An acceptable answer contains every record below, unchanged, and no pictures.

Source data:
BEGIN
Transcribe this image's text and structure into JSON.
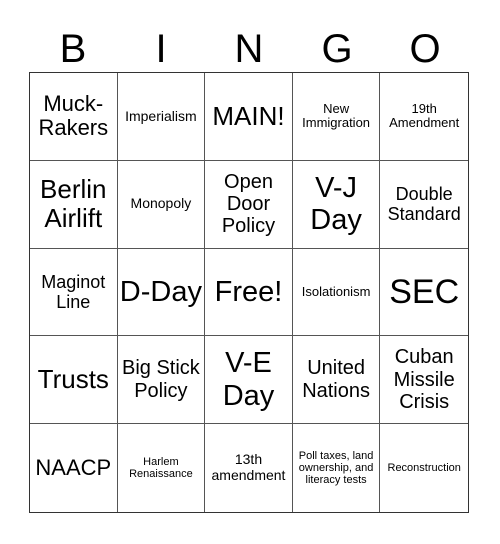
{
  "header": {
    "letters": [
      "B",
      "I",
      "N",
      "G",
      "O"
    ]
  },
  "cells": [
    "Muck-Rakers",
    "Imperialism",
    "MAIN!",
    "New Immigration",
    "19th Amendment",
    "Berlin Airlift",
    "Monopoly",
    "Open Door Policy",
    "V-J Day",
    "Double Standard",
    "Maginot Line",
    "D-Day",
    "Free!",
    "Isolationism",
    "SEC",
    "Trusts",
    "Big Stick Policy",
    "V-E Day",
    "United Nations",
    "Cuban Missile Crisis",
    "NAACP",
    "Harlem Renaissance",
    "13th amendment",
    "Poll taxes, land ownership, and literacy tests",
    "Reconstruction"
  ]
}
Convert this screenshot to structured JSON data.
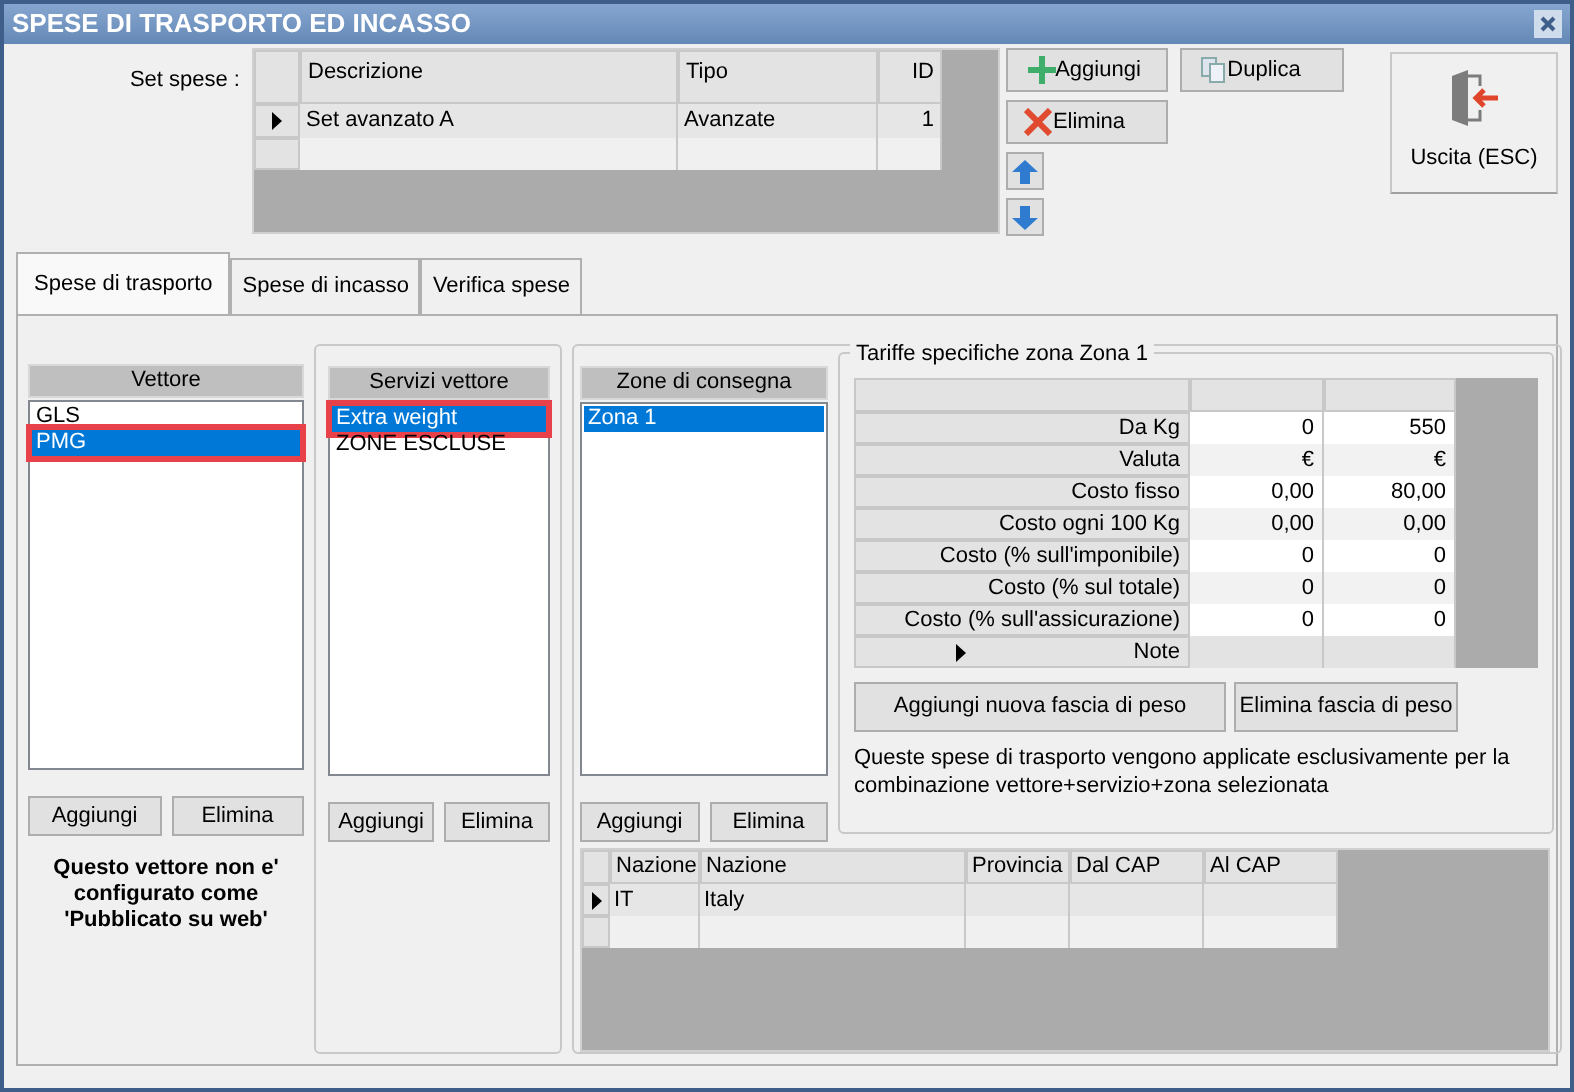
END
Result:
Transcribe this image's text and structure into JSON.
{
  "header": {
    "letters": [
      "B",
      "I",
      "N",
      "G",
      "O"
    ]
  },
  "cells": [
    "Muck-Rakers",
    "Imperialism",
    "MAIN!",
    "New Immigration",
    "19th Amendment",
    "Berlin Airlift",
    "Monopoly",
    "Open Door Policy",
    "V-J Day",
    "Double Standard",
    "Maginot Line",
    "D-Day",
    "Free!",
    "Isolationism",
    "SEC",
    "Trusts",
    "Big Stick Policy",
    "V-E Day",
    "United Nations",
    "Cuban Missile Crisis",
    "NAACP",
    "Harlem Renaissance",
    "13th amendment",
    "Poll taxes, land ownership, and literacy tests",
    "Reconstruction"
  ]
}
Convert this screenshot to structured JSON data.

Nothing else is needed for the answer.